→ TASK TO CARRY OUT
Show every line of the data that contains the string "plus".

[Start of section]

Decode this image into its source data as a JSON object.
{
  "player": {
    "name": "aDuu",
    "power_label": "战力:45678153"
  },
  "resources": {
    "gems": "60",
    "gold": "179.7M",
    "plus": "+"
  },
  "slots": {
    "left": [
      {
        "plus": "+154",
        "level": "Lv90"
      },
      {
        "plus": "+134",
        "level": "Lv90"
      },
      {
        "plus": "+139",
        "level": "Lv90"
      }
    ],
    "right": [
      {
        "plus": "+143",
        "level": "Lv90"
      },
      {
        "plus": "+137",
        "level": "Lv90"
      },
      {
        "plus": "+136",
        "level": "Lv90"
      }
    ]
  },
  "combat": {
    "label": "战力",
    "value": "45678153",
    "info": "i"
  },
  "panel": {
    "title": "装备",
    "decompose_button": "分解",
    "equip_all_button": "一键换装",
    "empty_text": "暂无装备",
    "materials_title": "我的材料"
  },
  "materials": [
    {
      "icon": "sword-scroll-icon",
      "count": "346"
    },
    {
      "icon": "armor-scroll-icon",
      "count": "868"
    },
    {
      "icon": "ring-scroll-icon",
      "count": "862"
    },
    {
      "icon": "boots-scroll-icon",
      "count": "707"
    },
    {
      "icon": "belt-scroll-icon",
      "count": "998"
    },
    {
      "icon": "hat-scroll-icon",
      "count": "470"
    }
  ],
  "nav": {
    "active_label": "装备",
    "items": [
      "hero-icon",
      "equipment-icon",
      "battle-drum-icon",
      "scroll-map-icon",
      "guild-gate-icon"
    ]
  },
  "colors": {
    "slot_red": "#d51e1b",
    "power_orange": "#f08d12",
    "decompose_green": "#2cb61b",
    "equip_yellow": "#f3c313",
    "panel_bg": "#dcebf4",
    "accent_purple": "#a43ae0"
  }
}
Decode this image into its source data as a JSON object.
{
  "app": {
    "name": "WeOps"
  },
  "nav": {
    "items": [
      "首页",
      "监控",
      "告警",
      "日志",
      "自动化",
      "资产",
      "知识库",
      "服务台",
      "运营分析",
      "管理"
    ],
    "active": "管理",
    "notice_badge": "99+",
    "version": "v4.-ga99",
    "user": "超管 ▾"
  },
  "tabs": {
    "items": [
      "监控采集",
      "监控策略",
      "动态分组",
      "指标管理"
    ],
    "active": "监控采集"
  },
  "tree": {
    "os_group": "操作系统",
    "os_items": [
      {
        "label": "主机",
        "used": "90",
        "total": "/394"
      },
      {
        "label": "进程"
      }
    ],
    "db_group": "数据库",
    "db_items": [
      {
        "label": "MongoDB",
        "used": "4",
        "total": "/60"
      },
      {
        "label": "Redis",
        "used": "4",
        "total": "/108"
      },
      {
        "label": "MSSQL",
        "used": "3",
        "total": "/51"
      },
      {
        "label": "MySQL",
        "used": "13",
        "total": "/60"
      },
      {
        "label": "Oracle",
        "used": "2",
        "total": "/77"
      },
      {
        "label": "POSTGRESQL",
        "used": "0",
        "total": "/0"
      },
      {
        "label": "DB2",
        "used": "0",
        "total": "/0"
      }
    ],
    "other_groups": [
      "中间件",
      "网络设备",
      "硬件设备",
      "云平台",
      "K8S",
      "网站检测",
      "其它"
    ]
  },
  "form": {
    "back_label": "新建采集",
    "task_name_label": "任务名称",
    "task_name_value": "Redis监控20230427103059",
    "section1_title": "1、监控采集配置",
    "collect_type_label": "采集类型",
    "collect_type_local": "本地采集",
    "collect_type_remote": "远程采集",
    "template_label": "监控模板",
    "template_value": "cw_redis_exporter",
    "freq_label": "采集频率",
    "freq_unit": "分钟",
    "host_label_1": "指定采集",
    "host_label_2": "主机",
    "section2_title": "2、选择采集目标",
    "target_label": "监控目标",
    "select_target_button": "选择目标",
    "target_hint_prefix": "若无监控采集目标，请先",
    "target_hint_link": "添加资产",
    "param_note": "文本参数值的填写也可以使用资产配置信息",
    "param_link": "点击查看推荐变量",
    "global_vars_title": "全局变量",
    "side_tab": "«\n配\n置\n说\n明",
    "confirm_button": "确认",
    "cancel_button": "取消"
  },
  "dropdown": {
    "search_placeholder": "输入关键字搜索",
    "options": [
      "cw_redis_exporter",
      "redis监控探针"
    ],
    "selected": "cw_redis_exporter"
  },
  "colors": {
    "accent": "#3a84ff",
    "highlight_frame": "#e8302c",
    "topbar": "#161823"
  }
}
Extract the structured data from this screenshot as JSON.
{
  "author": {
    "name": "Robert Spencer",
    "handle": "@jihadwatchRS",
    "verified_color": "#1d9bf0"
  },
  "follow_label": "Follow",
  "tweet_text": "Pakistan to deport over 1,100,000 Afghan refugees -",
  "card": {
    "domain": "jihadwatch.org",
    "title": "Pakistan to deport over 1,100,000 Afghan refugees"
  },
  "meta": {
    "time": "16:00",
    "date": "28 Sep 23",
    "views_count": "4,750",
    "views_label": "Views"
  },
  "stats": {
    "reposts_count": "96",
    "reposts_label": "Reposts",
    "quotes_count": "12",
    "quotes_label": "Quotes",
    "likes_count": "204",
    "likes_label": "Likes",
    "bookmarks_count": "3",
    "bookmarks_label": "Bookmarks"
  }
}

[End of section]

→ OUTPUT FOR THIS TASK
    "plus": "+"
        "plus": "+154",
        "plus": "+134",
        "plus": "+139",
        "plus": "+143",
        "plus": "+137",
        "plus": "+136",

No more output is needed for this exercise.